When most of us think about this restrictive concept of a day of non-work each week – we get really defensive. Our modern lives involve after-hours phone calls, social media maintenance, weekend commitments, travel, kids’ activities, and on the list goes. It seems impossible to pull back for even one day during the week! 24/7 seems essential.
But what if we are missing out on a bundle of joy?
What if giving up those hours of productivity one day a week could actually enrich our personal lives, our families, and our community with unexpected beauty? What if it enriched our relationship with our Creator?
This post can’t even come close to addressing the controversy and nuances of a weekly day of rest. If you are up for a more in-depth treatment of Sabbath from a Christian perspective I’d recommend Matthew Sleeth’s book 24/6.
But if you are up for taking a few steps toward protecting a day of joy and rest in your week I’d recommend one area for starters.
Try a digital-free Shabbat!
Every week our family takes nearly a full 24 hours to turn off digital devices. We turn off computers, our family iPad, and smartphones. We don’t surf. We don’t do apps. No social media. No TV.
Instead of apps we enjoy naps. We take a family walk. We play board games. We read the scriptures. We worship. We go outside. We read books (the paper kind). It’s wonderful! At the end of the day we feel cleansed and restored.
And our ragged souls are healed just a bit.

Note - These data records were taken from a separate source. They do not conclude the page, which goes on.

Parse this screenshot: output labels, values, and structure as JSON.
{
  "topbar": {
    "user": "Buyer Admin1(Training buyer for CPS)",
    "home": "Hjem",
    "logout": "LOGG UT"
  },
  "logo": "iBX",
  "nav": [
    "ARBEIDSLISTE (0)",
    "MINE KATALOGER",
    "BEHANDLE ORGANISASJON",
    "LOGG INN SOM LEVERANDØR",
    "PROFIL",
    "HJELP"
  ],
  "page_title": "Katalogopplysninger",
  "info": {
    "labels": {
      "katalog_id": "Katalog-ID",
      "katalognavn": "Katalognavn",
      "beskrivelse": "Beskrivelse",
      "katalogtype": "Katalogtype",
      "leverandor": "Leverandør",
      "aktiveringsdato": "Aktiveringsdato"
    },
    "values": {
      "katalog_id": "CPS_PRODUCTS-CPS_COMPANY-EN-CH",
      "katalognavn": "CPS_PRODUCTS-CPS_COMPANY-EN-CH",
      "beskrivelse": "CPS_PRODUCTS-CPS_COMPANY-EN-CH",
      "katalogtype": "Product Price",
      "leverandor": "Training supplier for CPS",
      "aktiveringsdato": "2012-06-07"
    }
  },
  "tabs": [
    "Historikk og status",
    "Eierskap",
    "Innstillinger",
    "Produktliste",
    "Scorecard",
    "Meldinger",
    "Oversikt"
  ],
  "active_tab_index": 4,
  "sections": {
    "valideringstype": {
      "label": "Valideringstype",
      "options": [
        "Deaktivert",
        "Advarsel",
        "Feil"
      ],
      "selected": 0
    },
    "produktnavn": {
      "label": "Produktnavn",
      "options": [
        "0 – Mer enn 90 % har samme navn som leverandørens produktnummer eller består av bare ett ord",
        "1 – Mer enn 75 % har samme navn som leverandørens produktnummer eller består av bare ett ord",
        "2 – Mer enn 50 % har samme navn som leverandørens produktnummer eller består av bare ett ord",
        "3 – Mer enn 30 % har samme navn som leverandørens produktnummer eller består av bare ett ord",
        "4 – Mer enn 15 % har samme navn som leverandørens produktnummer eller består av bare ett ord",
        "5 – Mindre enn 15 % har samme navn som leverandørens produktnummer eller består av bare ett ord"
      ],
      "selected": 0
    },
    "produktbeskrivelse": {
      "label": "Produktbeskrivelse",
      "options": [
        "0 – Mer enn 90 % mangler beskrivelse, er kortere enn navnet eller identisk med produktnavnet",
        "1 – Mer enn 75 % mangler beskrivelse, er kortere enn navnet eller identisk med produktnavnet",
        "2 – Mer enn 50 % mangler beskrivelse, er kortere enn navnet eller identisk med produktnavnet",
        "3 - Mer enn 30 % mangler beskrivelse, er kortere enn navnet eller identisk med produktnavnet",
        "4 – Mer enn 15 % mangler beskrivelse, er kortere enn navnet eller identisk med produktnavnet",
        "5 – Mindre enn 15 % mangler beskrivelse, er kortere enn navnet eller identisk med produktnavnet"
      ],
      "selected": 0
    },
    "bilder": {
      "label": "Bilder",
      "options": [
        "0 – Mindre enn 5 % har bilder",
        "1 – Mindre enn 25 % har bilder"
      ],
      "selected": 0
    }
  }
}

Do you practice any Sabbath or Shabbat activities (or non-activities)? What works for you and your family? I’d love to hear your perspective!